The records below must be output exactly, without pictures.

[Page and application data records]
☆ ☆ ☆ ☆ ☆ ☆ ☆
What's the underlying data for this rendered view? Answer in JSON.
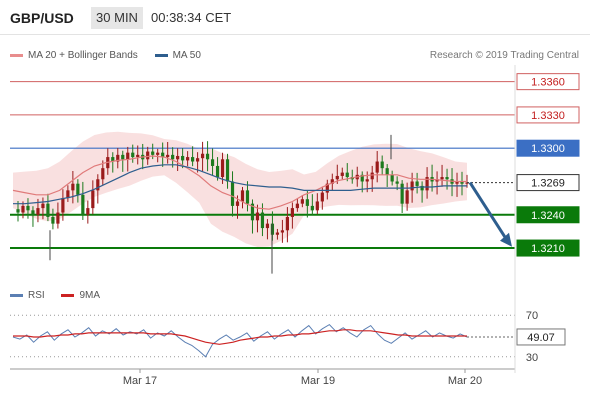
{
  "header": {
    "symbol": "GBP/USD",
    "timeframe": "30 MIN",
    "time": "00:38:34 CET"
  },
  "legend_main": [
    {
      "label": "MA 20 + Bollinger Bands",
      "color": "#e88d8d"
    },
    {
      "label": "MA 50",
      "color": "#2e5e8e"
    }
  ],
  "credit": "Research © 2019 Trading Central",
  "legend_rsi": [
    {
      "label": "RSI",
      "color": "#5b7fb3"
    },
    {
      "label": "9MA",
      "color": "#cc2222"
    }
  ],
  "colors": {
    "up": "#9a1b1b",
    "down": "#1d7a1d",
    "support": "#0a7a0a",
    "pivot_blue": "#3b6fc4",
    "resistance_red": "#d06060",
    "arrow": "#2e5e8e",
    "band_fill": "#f7d5d5"
  },
  "chart_data": [
    {
      "type": "candlestick",
      "title": "GBP/USD",
      "x_tick_labels": [
        "Mar 17",
        "Mar 19",
        "Mar 20"
      ],
      "ylim": [
        1.3183,
        1.3375
      ],
      "levels": [
        {
          "value": "1.3360",
          "kind": "resistance"
        },
        {
          "value": "1.3330",
          "kind": "resistance"
        },
        {
          "value": "1.3300",
          "kind": "pivot"
        },
        {
          "value": "1.3240",
          "kind": "support"
        },
        {
          "value": "1.3210",
          "kind": "support"
        }
      ],
      "last_price": "1.3269",
      "bar_count": 92,
      "close_path": [
        1.3245,
        1.3242,
        1.3248,
        1.3244,
        1.324,
        1.3246,
        1.325,
        1.3238,
        1.3232,
        1.3242,
        1.3255,
        1.3262,
        1.3268,
        1.3258,
        1.324,
        1.3246,
        1.3262,
        1.3272,
        1.3282,
        1.3292,
        1.3288,
        1.3294,
        1.329,
        1.3296,
        1.3292,
        1.3294,
        1.329,
        1.3297,
        1.3294,
        1.3296,
        1.3292,
        1.3294,
        1.329,
        1.3293,
        1.3289,
        1.3292,
        1.3288,
        1.3291,
        1.3295,
        1.329,
        1.3284,
        1.3274,
        1.329,
        1.327,
        1.3248,
        1.3252,
        1.3262,
        1.325,
        1.3235,
        1.3242,
        1.3228,
        1.3232,
        1.3222,
        1.3224,
        1.3226,
        1.3238,
        1.3246,
        1.325,
        1.3254,
        1.3248,
        1.3244,
        1.3252,
        1.326,
        1.3268,
        1.3272,
        1.3275,
        1.3278,
        1.3274,
        1.3272,
        1.3276,
        1.327,
        1.3272,
        1.3278,
        1.3288,
        1.3282,
        1.3276,
        1.327,
        1.3268,
        1.325,
        1.3262,
        1.327,
        1.3266,
        1.3262,
        1.3274,
        1.327,
        1.3272,
        1.3274,
        1.3272,
        1.3268,
        1.327,
        1.3268,
        1.3269
      ],
      "ma20": [
        1.3262,
        1.326,
        1.3258,
        1.3258,
        1.3262,
        1.327,
        1.3278,
        1.3284,
        1.3287,
        1.3289,
        1.329,
        1.3292,
        1.3293,
        1.3292,
        1.3288,
        1.3282,
        1.3275,
        1.3266,
        1.326,
        1.3256,
        1.325,
        1.3246,
        1.3245,
        1.3248,
        1.3252,
        1.3258,
        1.3262,
        1.3267,
        1.3271,
        1.3273,
        1.3275,
        1.3276,
        1.3276,
        1.3276,
        1.3273,
        1.3272,
        1.3272,
        1.3271,
        1.327,
        1.327
      ],
      "ma50": [
        1.325,
        1.325,
        1.3251,
        1.3252,
        1.3254,
        1.3256,
        1.3259,
        1.3263,
        1.3268,
        1.3273,
        1.3278,
        1.3282,
        1.3284,
        1.3285,
        1.3285,
        1.3283,
        1.328,
        1.3276,
        1.3272,
        1.3269,
        1.3267,
        1.3266,
        1.3265,
        1.3265,
        1.3264,
        1.3262,
        1.3262,
        1.3262,
        1.3262,
        1.3262,
        1.3263,
        1.3264,
        1.3264,
        1.3264,
        1.3264,
        1.3265,
        1.3265,
        1.3266,
        1.3266,
        1.3266
      ]
    },
    {
      "type": "line",
      "title": "RSI",
      "ylim": [
        25,
        75
      ],
      "y_ticks": [
        "70",
        "30"
      ],
      "last_value": "49.07",
      "series": [
        {
          "name": "RSI",
          "values": [
            49,
            47,
            51,
            44,
            50,
            54,
            46,
            52,
            56,
            49,
            53,
            58,
            50,
            55,
            52,
            57,
            51,
            54,
            52,
            56,
            48,
            53,
            50,
            55,
            49,
            44,
            41,
            36,
            30,
            42,
            47,
            51,
            46,
            49,
            53,
            45,
            50,
            54,
            47,
            52,
            56,
            49,
            55,
            60,
            52,
            57,
            61,
            54,
            58,
            53,
            49,
            56,
            60,
            52,
            46,
            43,
            48,
            53,
            47,
            51,
            55,
            49,
            53,
            50,
            48,
            52,
            49
          ]
        },
        {
          "name": "9MA",
          "values": [
            50,
            50,
            50,
            49,
            49,
            50,
            50,
            51,
            51,
            52,
            52,
            53,
            53,
            53,
            53,
            53,
            53,
            53,
            53,
            53,
            52,
            52,
            52,
            52,
            51,
            50,
            48,
            46,
            44,
            43,
            42,
            43,
            44,
            46,
            47,
            48,
            49,
            49,
            50,
            50,
            51,
            51,
            52,
            52,
            53,
            54,
            55,
            55,
            56,
            56,
            55,
            55,
            55,
            54,
            53,
            52,
            51,
            51,
            50,
            50,
            50,
            50,
            50,
            50,
            50,
            50,
            50
          ]
        }
      ]
    }
  ]
}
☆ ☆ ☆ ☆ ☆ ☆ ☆
**Answer for the task**
What's the underlying data for this rendered view? Answer in JSON.
{
  "header": {
    "symbol": "GBP/USD",
    "timeframe": "30 MIN",
    "time": "00:38:34 CET"
  },
  "legend_main": [
    {
      "label": "MA 20 + Bollinger Bands",
      "color": "#e88d8d"
    },
    {
      "label": "MA 50",
      "color": "#2e5e8e"
    }
  ],
  "credit": "Research © 2019 Trading Central",
  "legend_rsi": [
    {
      "label": "RSI",
      "color": "#5b7fb3"
    },
    {
      "label": "9MA",
      "color": "#cc2222"
    }
  ],
  "colors": {
    "up": "#9a1b1b",
    "down": "#1d7a1d",
    "support": "#0a7a0a",
    "pivot_blue": "#3b6fc4",
    "resistance_red": "#d06060",
    "arrow": "#2e5e8e",
    "band_fill": "#f7d5d5"
  },
  "chart_data": [
    {
      "type": "candlestick",
      "title": "GBP/USD",
      "x_tick_labels": [
        "Mar 17",
        "Mar 19",
        "Mar 20"
      ],
      "ylim": [
        1.3183,
        1.3375
      ],
      "levels": [
        {
          "value": "1.3360",
          "kind": "resistance"
        },
        {
          "value": "1.3330",
          "kind": "resistance"
        },
        {
          "value": "1.3300",
          "kind": "pivot"
        },
        {
          "value": "1.3240",
          "kind": "support"
        },
        {
          "value": "1.3210",
          "kind": "support"
        }
      ],
      "last_price": "1.3269",
      "bar_count": 92,
      "close_path": [
        1.3245,
        1.3242,
        1.3248,
        1.3244,
        1.324,
        1.3246,
        1.325,
        1.3238,
        1.3232,
        1.3242,
        1.3255,
        1.3262,
        1.3268,
        1.3258,
        1.324,
        1.3246,
        1.3262,
        1.3272,
        1.3282,
        1.3292,
        1.3288,
        1.3294,
        1.329,
        1.3296,
        1.3292,
        1.3294,
        1.329,
        1.3297,
        1.3294,
        1.3296,
        1.3292,
        1.3294,
        1.329,
        1.3293,
        1.3289,
        1.3292,
        1.3288,
        1.3291,
        1.3295,
        1.329,
        1.3284,
        1.3274,
        1.329,
        1.327,
        1.3248,
        1.3252,
        1.3262,
        1.325,
        1.3235,
        1.3242,
        1.3228,
        1.3232,
        1.3222,
        1.3224,
        1.3226,
        1.3238,
        1.3246,
        1.325,
        1.3254,
        1.3248,
        1.3244,
        1.3252,
        1.326,
        1.3268,
        1.3272,
        1.3275,
        1.3278,
        1.3274,
        1.3272,
        1.3276,
        1.327,
        1.3272,
        1.3278,
        1.3288,
        1.3282,
        1.3276,
        1.327,
        1.3268,
        1.325,
        1.3262,
        1.327,
        1.3266,
        1.3262,
        1.3274,
        1.327,
        1.3272,
        1.3274,
        1.3272,
        1.3268,
        1.327,
        1.3268,
        1.3269
      ],
      "ma20": [
        1.3262,
        1.326,
        1.3258,
        1.3258,
        1.3262,
        1.327,
        1.3278,
        1.3284,
        1.3287,
        1.3289,
        1.329,
        1.3292,
        1.3293,
        1.3292,
        1.3288,
        1.3282,
        1.3275,
        1.3266,
        1.326,
        1.3256,
        1.325,
        1.3246,
        1.3245,
        1.3248,
        1.3252,
        1.3258,
        1.3262,
        1.3267,
        1.3271,
        1.3273,
        1.3275,
        1.3276,
        1.3276,
        1.3276,
        1.3273,
        1.3272,
        1.3272,
        1.3271,
        1.327,
        1.327
      ],
      "ma50": [
        1.325,
        1.325,
        1.3251,
        1.3252,
        1.3254,
        1.3256,
        1.3259,
        1.3263,
        1.3268,
        1.3273,
        1.3278,
        1.3282,
        1.3284,
        1.3285,
        1.3285,
        1.3283,
        1.328,
        1.3276,
        1.3272,
        1.3269,
        1.3267,
        1.3266,
        1.3265,
        1.3265,
        1.3264,
        1.3262,
        1.3262,
        1.3262,
        1.3262,
        1.3262,
        1.3263,
        1.3264,
        1.3264,
        1.3264,
        1.3264,
        1.3265,
        1.3265,
        1.3266,
        1.3266,
        1.3266
      ]
    },
    {
      "type": "line",
      "title": "RSI",
      "ylim": [
        25,
        75
      ],
      "y_ticks": [
        "70",
        "30"
      ],
      "last_value": "49.07",
      "series": [
        {
          "name": "RSI",
          "values": [
            49,
            47,
            51,
            44,
            50,
            54,
            46,
            52,
            56,
            49,
            53,
            58,
            50,
            55,
            52,
            57,
            51,
            54,
            52,
            56,
            48,
            53,
            50,
            55,
            49,
            44,
            41,
            36,
            30,
            42,
            47,
            51,
            46,
            49,
            53,
            45,
            50,
            54,
            47,
            52,
            56,
            49,
            55,
            60,
            52,
            57,
            61,
            54,
            58,
            53,
            49,
            56,
            60,
            52,
            46,
            43,
            48,
            53,
            47,
            51,
            55,
            49,
            53,
            50,
            48,
            52,
            49
          ]
        },
        {
          "name": "9MA",
          "values": [
            50,
            50,
            50,
            49,
            49,
            50,
            50,
            51,
            51,
            52,
            52,
            53,
            53,
            53,
            53,
            53,
            53,
            53,
            53,
            53,
            52,
            52,
            52,
            52,
            51,
            50,
            48,
            46,
            44,
            43,
            42,
            43,
            44,
            46,
            47,
            48,
            49,
            49,
            50,
            50,
            51,
            51,
            52,
            52,
            53,
            54,
            55,
            55,
            56,
            56,
            55,
            55,
            55,
            54,
            53,
            52,
            51,
            51,
            50,
            50,
            50,
            50,
            50,
            50,
            50,
            50,
            50
          ]
        }
      ]
    }
  ]
}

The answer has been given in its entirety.